### What to produce
The line containing "Read all visible content and emit it as JSON." marks the start, and the last line of the records below marks the end. Print that run exactly and nothing else.

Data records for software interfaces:
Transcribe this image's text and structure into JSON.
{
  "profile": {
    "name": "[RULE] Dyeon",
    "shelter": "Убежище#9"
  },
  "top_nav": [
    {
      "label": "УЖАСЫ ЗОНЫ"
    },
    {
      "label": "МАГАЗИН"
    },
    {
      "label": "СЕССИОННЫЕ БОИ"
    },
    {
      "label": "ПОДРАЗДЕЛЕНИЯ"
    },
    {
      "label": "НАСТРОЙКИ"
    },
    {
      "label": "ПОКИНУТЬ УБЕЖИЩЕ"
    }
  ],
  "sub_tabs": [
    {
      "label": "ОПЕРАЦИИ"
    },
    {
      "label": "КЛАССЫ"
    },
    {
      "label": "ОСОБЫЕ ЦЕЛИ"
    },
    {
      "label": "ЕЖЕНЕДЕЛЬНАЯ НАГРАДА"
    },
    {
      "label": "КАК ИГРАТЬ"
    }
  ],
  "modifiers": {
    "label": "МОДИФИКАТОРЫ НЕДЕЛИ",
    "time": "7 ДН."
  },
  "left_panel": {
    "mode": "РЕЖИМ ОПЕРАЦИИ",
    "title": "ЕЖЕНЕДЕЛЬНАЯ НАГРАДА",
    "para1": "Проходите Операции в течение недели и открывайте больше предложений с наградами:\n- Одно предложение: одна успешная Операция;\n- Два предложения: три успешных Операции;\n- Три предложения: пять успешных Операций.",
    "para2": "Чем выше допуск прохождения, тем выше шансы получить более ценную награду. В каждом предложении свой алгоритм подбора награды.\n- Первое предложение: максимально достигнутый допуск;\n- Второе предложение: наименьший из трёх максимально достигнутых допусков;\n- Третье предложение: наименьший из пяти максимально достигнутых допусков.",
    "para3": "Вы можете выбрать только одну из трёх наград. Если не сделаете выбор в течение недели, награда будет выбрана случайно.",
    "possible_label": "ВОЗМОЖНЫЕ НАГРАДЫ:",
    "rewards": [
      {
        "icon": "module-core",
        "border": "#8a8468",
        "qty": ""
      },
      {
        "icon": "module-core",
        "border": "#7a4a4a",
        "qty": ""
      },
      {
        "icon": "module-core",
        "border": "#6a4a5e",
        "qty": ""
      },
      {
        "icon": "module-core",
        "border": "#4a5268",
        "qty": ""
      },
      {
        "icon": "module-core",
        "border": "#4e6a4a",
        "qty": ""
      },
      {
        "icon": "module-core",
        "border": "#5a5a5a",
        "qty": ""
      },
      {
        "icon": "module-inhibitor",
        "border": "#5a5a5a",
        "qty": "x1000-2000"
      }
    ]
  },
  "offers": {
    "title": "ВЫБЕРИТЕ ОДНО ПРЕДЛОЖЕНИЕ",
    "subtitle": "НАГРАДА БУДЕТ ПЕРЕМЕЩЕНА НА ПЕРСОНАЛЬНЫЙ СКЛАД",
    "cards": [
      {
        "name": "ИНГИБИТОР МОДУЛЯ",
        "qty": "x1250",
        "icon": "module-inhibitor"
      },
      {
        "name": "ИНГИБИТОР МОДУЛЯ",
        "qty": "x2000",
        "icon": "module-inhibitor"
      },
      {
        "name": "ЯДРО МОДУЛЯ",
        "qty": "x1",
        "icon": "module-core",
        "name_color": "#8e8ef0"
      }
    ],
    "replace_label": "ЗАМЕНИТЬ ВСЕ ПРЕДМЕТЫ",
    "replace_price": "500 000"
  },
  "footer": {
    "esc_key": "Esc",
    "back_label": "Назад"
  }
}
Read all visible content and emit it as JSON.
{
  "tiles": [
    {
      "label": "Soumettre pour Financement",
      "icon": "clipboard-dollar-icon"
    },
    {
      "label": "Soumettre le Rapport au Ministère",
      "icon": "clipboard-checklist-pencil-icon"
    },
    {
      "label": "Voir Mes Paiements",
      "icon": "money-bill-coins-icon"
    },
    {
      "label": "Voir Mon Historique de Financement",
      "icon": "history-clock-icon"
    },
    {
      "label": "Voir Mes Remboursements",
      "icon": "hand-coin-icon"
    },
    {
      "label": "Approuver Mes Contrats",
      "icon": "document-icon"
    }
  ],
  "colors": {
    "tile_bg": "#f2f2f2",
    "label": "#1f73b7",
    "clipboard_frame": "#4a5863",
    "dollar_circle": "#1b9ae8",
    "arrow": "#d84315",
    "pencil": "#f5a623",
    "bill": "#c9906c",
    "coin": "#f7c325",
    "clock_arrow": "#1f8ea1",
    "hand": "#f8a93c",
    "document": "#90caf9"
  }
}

### Response below
Read all visible content and emit it as JSON.
{
  "tiles": [
    {
      "label": "Soumettre pour Financement",
      "icon": "clipboard-dollar-icon"
    },
    {
      "label": "Soumettre le Rapport au Ministère",
      "icon": "clipboard-checklist-pencil-icon"
    },
    {
      "label": "Voir Mes Paiements",
      "icon": "money-bill-coins-icon"
    },
    {
      "label": "Voir Mon Historique de Financement",
      "icon": "history-clock-icon"
    },
    {
      "label": "Voir Mes Remboursements",
      "icon": "hand-coin-icon"
    },
    {
      "label": "Approuver Mes Contrats",
      "icon": "document-icon"
    }
  ],
  "colors": {
    "tile_bg": "#f2f2f2",
    "label": "#1f73b7",
    "clipboard_frame": "#4a5863",
    "dollar_circle": "#1b9ae8",
    "arrow": "#d84315",
    "pencil": "#f5a623",
    "bill": "#c9906c",
    "coin": "#f7c325",
    "clock_arrow": "#1f8ea1",
    "hand": "#f8a93c",
    "document": "#90caf9"
  }
}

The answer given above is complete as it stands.